Drink of the day is Anton’s Apple Lång Drink. It is gin (actual, proper gin) and carbonated apple juice and is actually pretty nice. Not too sweet, it tastes like gin with an after taste of green apples. My favourite so far. Jukka likes it too. The picture features an empty bottle and Preston as Jukka forgot this one at his photo shoot.
Some of you may have heard that Apple TV has produced a series from Isaac Asimov’s Foundation books. As my iPad came with a year of free apple TV, I decided to check it out. And I can’t really make up my mind about it. It was partly really boring and partly really interesting. Acting is uniformly good and the series looks great. And it has nothing whatsoever to do with Asimov. They took the idea of a collapsing empire and science that can predict the future and ran with it. Which is fine. Totally fine. It is fine to see a collapsing space USA, heavy-handed reminders of climate crisis, mumbo-jumbo about faith and religiosity, Lee Pace being evil and bare-chested, and Jared Harris expositioning to the kingdom come. Just fine. Also, Laura Birn! (She is Finnish – #torillatavataan).
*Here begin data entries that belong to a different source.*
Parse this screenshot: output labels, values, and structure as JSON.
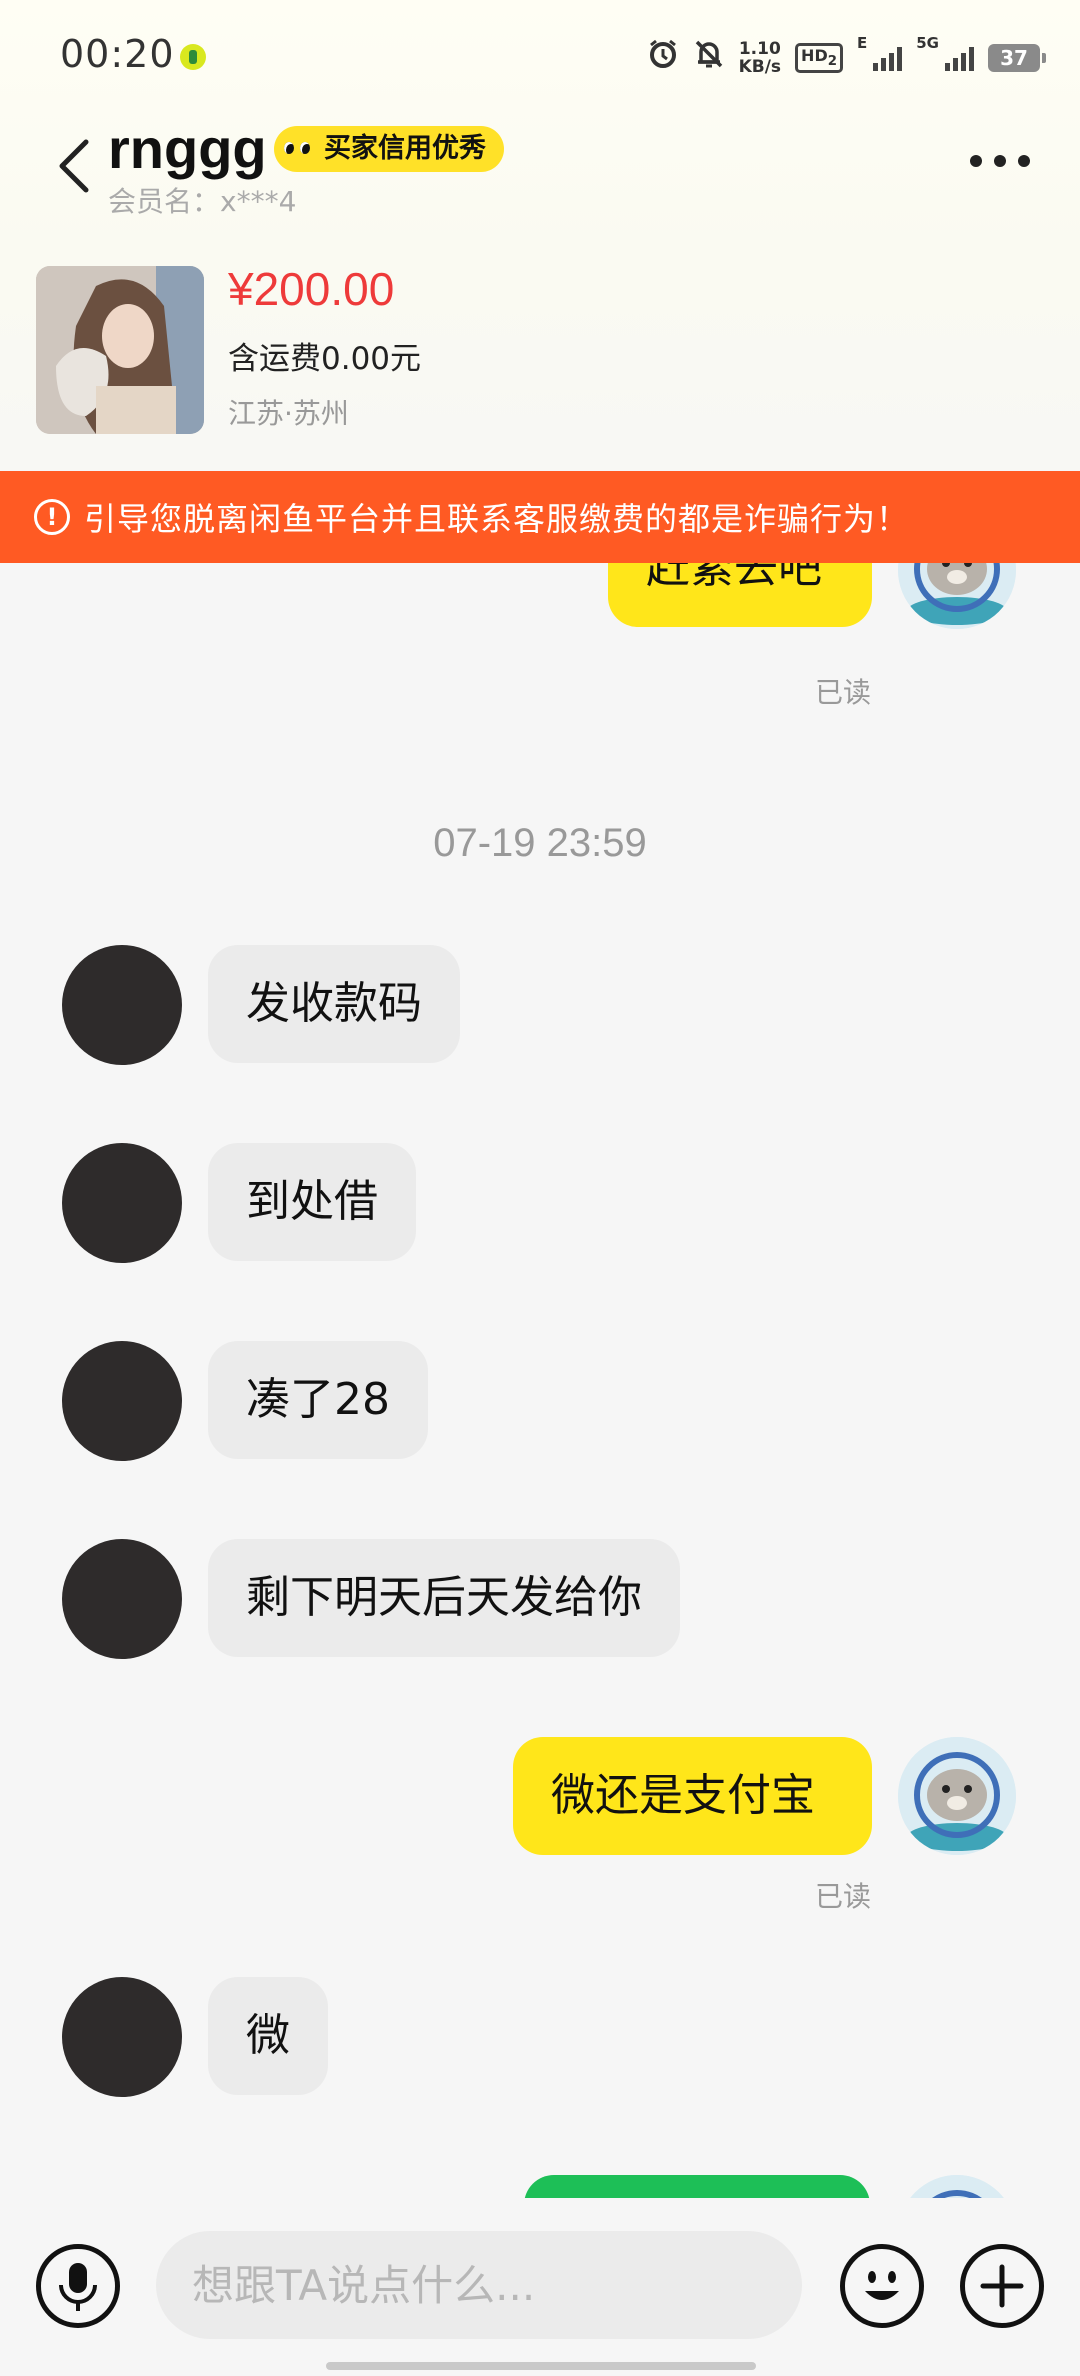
{
  "status_bar": {
    "time": "00:20",
    "net_speed_value": "1.10",
    "net_speed_unit": "KB/s",
    "hd_label": "HD",
    "hd_sub": "2",
    "e_label": "E",
    "network_5g": "5G",
    "battery": "37",
    "icons": [
      "alarm-icon",
      "mute-bell-icon"
    ]
  },
  "header": {
    "nickname": "rnggg",
    "credit_badge": "买家信用优秀",
    "member_name": "会员名：x***4"
  },
  "product": {
    "price": "¥200.00",
    "shipping": "含运费0.00元",
    "location": "江苏·苏州"
  },
  "warning": {
    "icon": "!",
    "text": "引导您脱离闲鱼平台并且联系客服缴费的都是诈骗行为！"
  },
  "chat": {
    "messages": [
      {
        "side": "out",
        "text": "赶紧去吧",
        "status": "已读"
      },
      {
        "timestamp": "07-19 23:59"
      },
      {
        "side": "in",
        "text": "发收款码"
      },
      {
        "side": "in",
        "text": "到处借"
      },
      {
        "side": "in",
        "text": "凑了28"
      },
      {
        "side": "in",
        "text": "剩下明天后天发给你"
      },
      {
        "side": "out",
        "text": "微还是支付宝",
        "status": "已读"
      },
      {
        "side": "in",
        "text": "微"
      }
    ]
  },
  "input": {
    "placeholder": "想跟TA说点什么..."
  },
  "colors": {
    "accent_yellow": "#ffe61a",
    "warning_orange": "#ff5a23",
    "price_red": "#ee3a3a",
    "payment_green": "#1dbf57"
  }
}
That, however made it necessary to go and read the first Foundation novels to see how far the golden age of science fiction (when you were twelve) had gilded the memories. And there has been remarkably little gilding. The novels are adorably dated and knowing now that Asimov had no respect for women’s personal space and thus pretty much no respect for women does influence the way one reads the novels. (Try to read Robots of Dawn and not to cringe the awful Gary-Stu scenes between Elijah and Gladia). I still love the idea of psychohistory – that you could predict the probability of the actions of large numbers of people and thus steer history in the right direction. The idea that history is controlled by large structural forces and individuals are meaningless fits right in with 1970s and 1980s view of history, when sociological and economic were seen as drivers of historical change.
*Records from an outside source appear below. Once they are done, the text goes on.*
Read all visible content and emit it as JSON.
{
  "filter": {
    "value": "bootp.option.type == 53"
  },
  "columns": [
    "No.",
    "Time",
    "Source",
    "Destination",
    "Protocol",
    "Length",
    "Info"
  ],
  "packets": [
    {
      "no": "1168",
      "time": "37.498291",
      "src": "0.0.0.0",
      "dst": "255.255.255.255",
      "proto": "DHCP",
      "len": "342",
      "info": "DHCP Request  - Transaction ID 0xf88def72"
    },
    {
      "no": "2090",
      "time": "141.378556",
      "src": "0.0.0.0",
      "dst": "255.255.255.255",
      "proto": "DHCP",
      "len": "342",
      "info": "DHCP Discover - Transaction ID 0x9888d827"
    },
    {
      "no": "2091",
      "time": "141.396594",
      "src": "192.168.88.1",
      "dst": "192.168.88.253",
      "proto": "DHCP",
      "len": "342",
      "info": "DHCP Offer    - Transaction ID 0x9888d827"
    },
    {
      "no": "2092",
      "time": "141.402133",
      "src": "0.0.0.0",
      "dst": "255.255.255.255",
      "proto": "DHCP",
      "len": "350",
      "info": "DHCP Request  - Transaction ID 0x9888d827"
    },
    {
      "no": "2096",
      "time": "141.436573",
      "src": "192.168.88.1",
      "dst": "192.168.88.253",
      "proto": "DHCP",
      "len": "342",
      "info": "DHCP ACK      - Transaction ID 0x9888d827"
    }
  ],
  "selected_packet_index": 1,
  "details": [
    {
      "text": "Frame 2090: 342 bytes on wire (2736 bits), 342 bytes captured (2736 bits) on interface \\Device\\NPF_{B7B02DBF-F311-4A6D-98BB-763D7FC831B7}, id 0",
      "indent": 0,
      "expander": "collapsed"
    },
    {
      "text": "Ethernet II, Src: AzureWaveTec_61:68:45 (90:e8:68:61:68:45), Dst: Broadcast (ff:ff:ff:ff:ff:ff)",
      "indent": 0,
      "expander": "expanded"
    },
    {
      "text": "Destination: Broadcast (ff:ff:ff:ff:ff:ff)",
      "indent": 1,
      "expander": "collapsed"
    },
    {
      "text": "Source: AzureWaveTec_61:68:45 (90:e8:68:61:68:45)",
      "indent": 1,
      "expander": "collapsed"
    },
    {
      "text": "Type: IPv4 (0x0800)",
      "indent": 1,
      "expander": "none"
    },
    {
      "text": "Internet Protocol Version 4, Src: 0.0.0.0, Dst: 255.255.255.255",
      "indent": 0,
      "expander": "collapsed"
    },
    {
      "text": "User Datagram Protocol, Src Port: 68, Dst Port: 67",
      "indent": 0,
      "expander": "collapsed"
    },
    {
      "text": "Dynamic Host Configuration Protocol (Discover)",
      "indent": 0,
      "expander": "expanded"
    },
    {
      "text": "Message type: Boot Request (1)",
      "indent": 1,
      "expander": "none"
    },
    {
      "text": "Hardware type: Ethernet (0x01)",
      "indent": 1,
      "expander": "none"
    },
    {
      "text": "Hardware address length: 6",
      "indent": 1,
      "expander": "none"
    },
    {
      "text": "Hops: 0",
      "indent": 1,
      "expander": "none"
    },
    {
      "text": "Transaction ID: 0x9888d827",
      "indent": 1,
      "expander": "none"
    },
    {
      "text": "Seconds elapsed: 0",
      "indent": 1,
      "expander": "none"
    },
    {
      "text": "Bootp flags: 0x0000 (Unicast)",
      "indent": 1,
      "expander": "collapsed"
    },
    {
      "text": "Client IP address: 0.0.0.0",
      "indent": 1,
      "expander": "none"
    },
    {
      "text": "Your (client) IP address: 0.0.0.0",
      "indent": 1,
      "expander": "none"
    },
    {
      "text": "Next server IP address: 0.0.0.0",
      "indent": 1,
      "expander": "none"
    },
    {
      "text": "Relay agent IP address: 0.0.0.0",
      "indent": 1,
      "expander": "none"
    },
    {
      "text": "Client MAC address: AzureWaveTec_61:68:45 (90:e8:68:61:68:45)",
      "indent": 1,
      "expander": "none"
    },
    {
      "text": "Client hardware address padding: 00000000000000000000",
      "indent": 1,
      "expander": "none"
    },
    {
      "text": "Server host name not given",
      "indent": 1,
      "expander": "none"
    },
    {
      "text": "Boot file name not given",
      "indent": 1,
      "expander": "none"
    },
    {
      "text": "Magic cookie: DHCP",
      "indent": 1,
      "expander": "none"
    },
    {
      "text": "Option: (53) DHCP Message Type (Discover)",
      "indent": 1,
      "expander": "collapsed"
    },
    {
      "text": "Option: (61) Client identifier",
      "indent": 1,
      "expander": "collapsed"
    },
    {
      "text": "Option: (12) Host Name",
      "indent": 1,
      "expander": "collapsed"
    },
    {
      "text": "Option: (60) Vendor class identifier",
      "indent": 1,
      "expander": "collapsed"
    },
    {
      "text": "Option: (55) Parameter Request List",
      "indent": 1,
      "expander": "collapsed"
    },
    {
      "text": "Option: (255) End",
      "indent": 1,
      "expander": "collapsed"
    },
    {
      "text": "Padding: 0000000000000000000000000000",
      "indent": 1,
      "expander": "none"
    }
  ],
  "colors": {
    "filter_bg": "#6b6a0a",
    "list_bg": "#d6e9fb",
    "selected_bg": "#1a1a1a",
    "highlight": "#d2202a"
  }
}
I especially liked the early stories where there is practically no action, just people expositioning in offices and boardrooms about political crises and what to do about them. I refuse to believe that it would have been impossible to film – look at 12 angry men. Also, in the novel Salvor Hardin (changed in the TV series from a cigar chomping guy to an angry young woman of color which I thoroughly approve) thinks that violence is the last refuge of the incompetent. Foundation’s whole idea is that they are by design unable to defend themselves by violence and must find other ways to survive when civilisation around them collapses. That is much more interesting than the ray gun fights over who gets the super weapons platform served up by the TV series.
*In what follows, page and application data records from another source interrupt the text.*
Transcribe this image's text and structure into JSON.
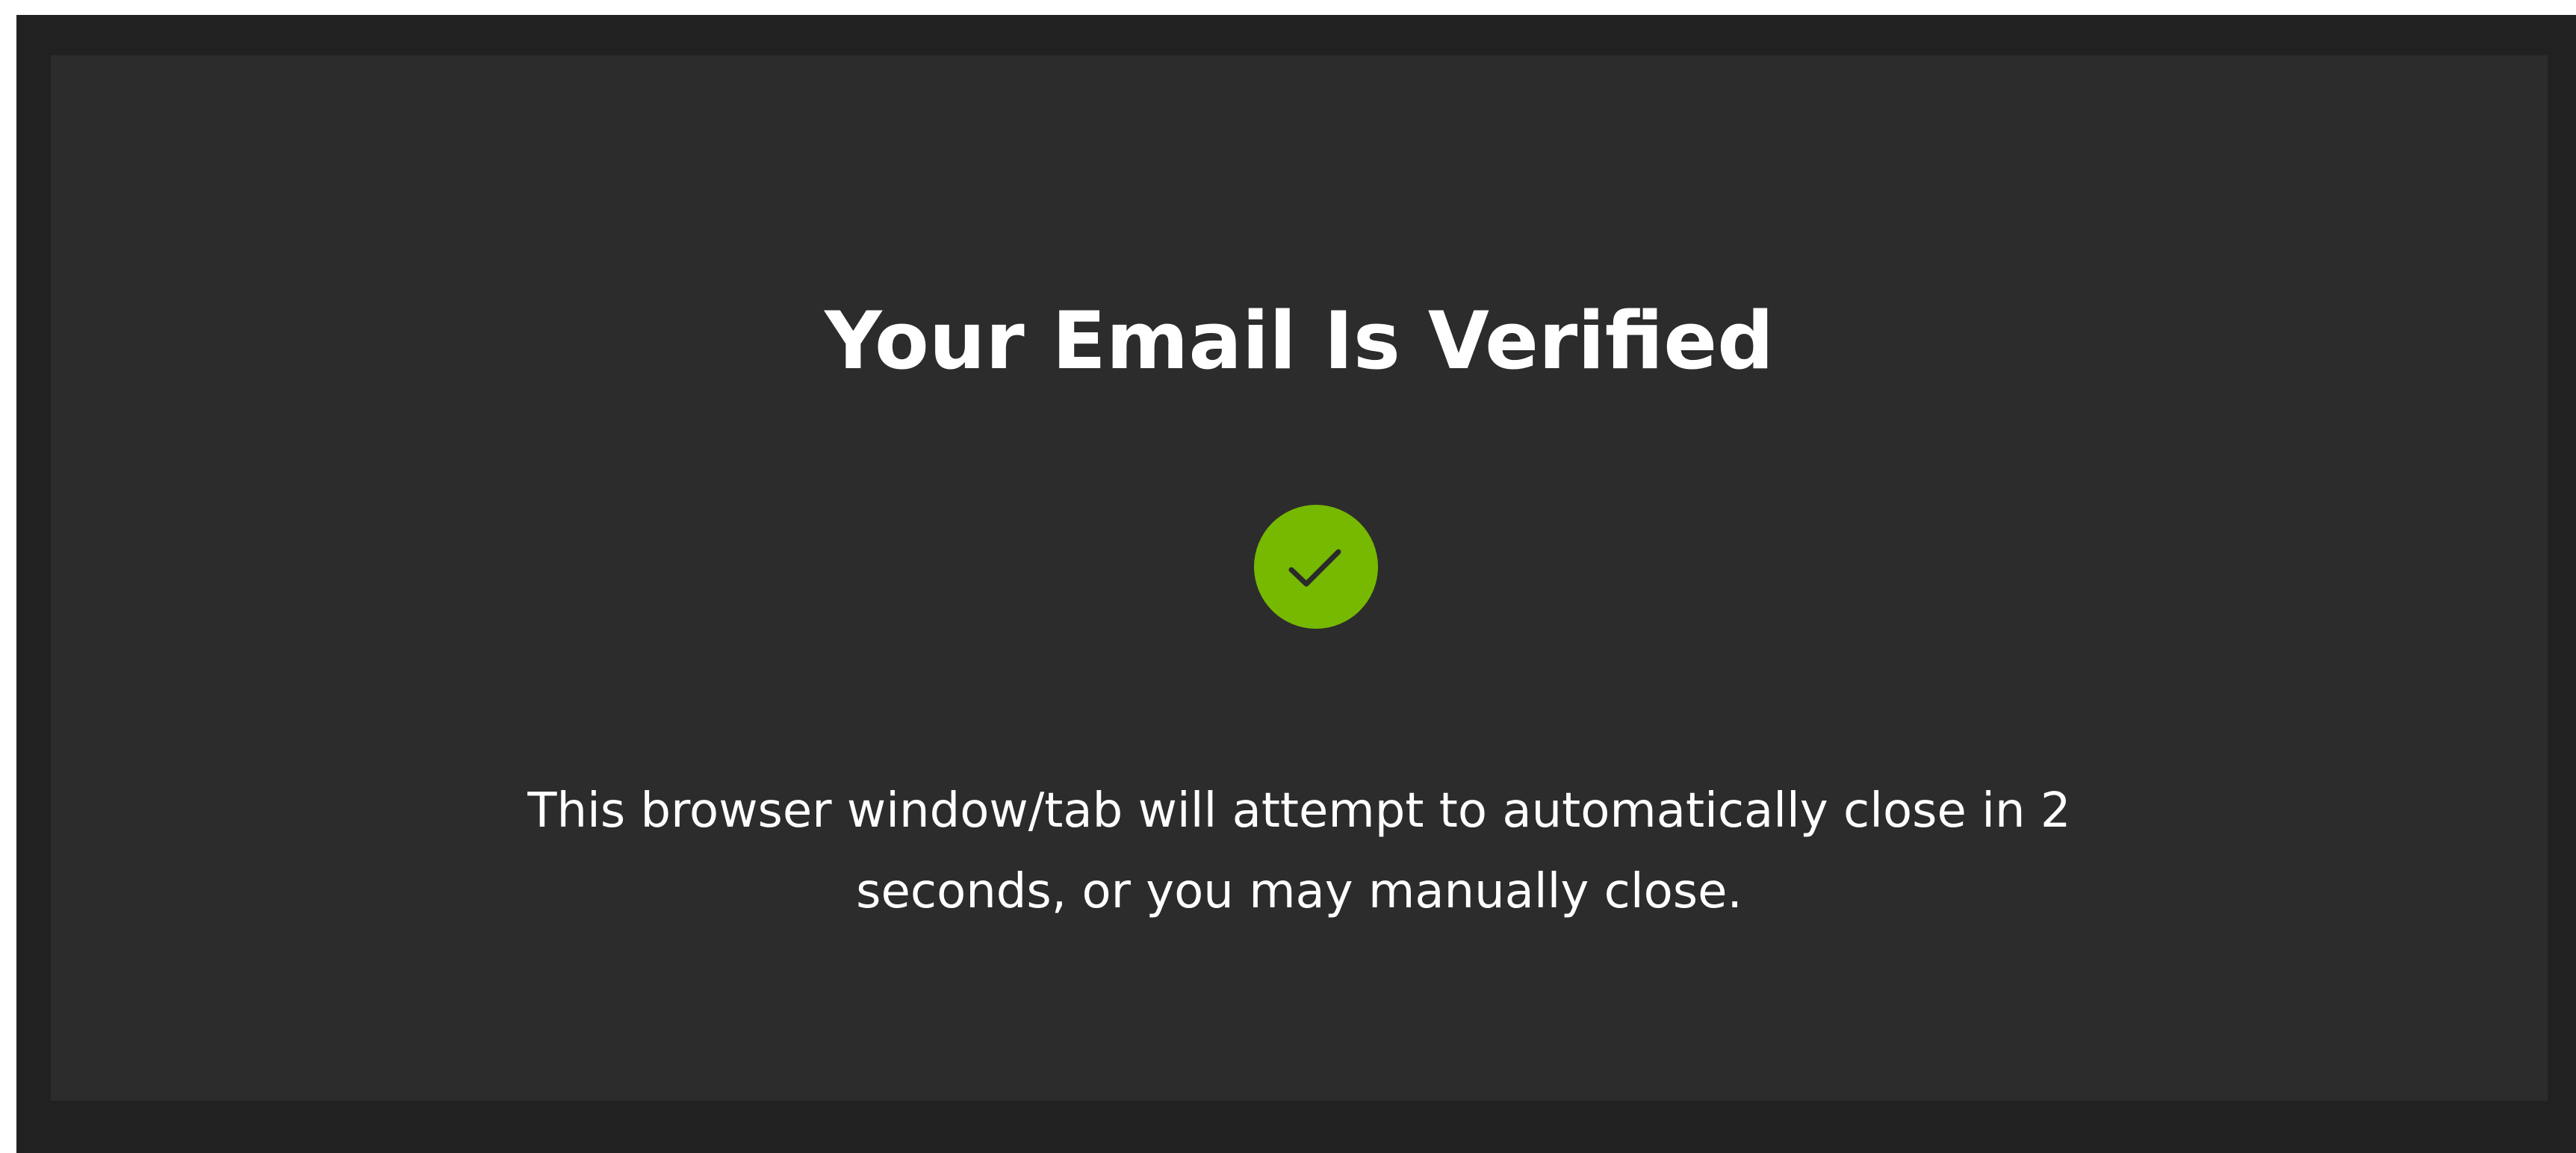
{
  "page": {
    "title": "Your Email Is Verified",
    "message": "This browser window/tab will attempt to automatically close in 2 seconds, or you may manually close.",
    "status_icon": "checkmark-icon"
  },
  "colors": {
    "backdrop": "#212121",
    "card": "#2c2c2c",
    "text": "#ffffff",
    "success": "#76b900",
    "check": "#2a2a2a"
  }
}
The early Foundation novels before Asimov started to bind together his robot stories with them are children of their time in good and bad. For me, bones of Gibbon are more observable underneath the story now than they were when I read them as a teenager, but that is not necessarily a bad thing. It makes them more fun.